My colleague edited with me for 14 years and still wouldn’t call herself an editor. I, myself, found I was saying “Why are editors asking my opinion?” Our mentor had to shake us and say “You are now senior editors!” After all those years, we still didn’t feel legit. We still felt like imposters.
The editor is, by and large, a shy and reserved specimen, content to stay in the background, toiling away namelessly while the cover art and font get praised in the front matter. But that doesn’t mean you don’t deserve to feel legitimate! You are not an imposter. Let’s rid you of that idea now.
Actions that Fight Imposter Syndrome
The more you do these actions, the less you will feel like an imposter. Of course, actually doing the thing itself is key.
- Maintain your resume—keep a list of projects.
- Take training.
- Save praise from writers, clients, and bosses.
- Save someone’s bacon.
- Start a study group in which you work through editing examples.
- Exchange work with a colleague and give feedback to each other.
- Look in the mirror every day and say “I am an [editor].”
- Pass an editing test.
- Get repeat work from a client.
- Start a #winjar. Put notes on all these points inside.
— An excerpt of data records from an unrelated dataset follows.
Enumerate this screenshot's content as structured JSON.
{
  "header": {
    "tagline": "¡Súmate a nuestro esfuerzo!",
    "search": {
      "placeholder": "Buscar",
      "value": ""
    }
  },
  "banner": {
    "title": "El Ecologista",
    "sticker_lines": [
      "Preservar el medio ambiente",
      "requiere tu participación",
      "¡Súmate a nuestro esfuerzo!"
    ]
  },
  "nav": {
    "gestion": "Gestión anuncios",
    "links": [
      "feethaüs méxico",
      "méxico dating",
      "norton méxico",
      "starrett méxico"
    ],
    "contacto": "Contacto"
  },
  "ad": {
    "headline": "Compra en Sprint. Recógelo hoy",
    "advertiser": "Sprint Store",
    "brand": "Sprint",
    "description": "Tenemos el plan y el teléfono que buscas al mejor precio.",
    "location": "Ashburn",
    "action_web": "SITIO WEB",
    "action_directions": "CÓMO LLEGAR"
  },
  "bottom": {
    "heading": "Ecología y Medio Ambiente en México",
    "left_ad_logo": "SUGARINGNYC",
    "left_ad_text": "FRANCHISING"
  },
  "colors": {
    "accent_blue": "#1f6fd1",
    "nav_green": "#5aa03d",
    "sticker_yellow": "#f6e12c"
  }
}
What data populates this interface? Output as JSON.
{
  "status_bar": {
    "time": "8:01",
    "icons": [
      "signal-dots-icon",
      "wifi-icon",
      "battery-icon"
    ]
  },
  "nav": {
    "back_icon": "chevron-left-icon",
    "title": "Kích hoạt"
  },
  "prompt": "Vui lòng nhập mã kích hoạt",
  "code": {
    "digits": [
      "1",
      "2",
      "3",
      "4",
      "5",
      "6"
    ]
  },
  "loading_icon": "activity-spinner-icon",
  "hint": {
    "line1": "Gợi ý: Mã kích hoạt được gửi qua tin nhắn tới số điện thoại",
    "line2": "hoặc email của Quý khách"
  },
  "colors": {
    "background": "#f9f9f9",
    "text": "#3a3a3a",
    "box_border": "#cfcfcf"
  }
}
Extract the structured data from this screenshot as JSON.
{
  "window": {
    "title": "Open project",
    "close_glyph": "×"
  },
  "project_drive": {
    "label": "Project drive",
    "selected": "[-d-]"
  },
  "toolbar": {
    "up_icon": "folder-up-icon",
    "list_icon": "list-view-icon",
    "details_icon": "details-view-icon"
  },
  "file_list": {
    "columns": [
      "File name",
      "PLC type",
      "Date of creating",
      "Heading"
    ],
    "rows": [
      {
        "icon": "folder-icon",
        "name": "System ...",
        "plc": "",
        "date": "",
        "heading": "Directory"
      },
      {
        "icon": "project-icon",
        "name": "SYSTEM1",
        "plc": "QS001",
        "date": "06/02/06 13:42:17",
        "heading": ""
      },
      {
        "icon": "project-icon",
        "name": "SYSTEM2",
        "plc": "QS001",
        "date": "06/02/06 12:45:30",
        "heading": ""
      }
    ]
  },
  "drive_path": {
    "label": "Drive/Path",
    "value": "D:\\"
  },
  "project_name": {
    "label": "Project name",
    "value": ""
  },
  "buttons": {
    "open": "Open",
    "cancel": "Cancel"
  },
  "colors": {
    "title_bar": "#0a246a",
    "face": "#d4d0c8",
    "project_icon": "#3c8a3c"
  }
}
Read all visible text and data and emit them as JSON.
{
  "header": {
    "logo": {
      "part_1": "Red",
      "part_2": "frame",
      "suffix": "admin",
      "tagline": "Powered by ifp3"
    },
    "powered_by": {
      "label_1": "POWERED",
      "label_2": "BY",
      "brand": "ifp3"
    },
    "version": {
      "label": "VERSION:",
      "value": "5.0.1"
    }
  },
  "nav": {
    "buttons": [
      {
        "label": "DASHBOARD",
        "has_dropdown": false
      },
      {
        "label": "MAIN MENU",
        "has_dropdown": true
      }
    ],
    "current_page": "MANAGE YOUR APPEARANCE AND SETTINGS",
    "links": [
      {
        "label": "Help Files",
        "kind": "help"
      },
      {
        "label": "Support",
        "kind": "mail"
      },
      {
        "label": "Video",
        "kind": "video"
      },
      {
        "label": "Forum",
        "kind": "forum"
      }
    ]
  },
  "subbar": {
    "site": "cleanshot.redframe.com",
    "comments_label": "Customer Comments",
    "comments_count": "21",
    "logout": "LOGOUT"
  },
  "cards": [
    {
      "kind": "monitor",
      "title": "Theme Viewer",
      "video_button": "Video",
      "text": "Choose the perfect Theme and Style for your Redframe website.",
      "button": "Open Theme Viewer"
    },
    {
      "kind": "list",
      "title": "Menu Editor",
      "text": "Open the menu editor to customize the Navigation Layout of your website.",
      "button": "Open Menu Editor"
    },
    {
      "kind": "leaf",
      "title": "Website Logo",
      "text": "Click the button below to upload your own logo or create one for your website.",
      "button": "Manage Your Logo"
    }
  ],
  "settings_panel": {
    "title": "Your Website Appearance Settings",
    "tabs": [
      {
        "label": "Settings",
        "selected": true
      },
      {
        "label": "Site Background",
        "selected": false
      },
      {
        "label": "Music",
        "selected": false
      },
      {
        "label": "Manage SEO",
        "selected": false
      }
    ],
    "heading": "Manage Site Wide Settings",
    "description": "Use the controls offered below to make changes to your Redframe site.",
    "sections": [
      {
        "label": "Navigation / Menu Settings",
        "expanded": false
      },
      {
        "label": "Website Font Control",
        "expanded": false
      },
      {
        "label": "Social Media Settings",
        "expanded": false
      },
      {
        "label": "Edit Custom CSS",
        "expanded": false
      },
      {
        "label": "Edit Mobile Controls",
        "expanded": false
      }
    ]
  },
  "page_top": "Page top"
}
The win jar is an amazing thing. Watching it grow feels great. Reading them at the end of the year has made New Year’s Eve a heart-warming time. Checking in with colleagues is really helpful any time. Attend a professional meeting, peruse the online professional forums, go to a conference. When you look at editors you respect and start to recognize yourself in them, the imposter syndrome will lose hold.
Sometimes I still feel like an imposter, 20 years in now—when I edit in a field or product outside my specialty, for example. It’s an ongoing process. We’ll get there.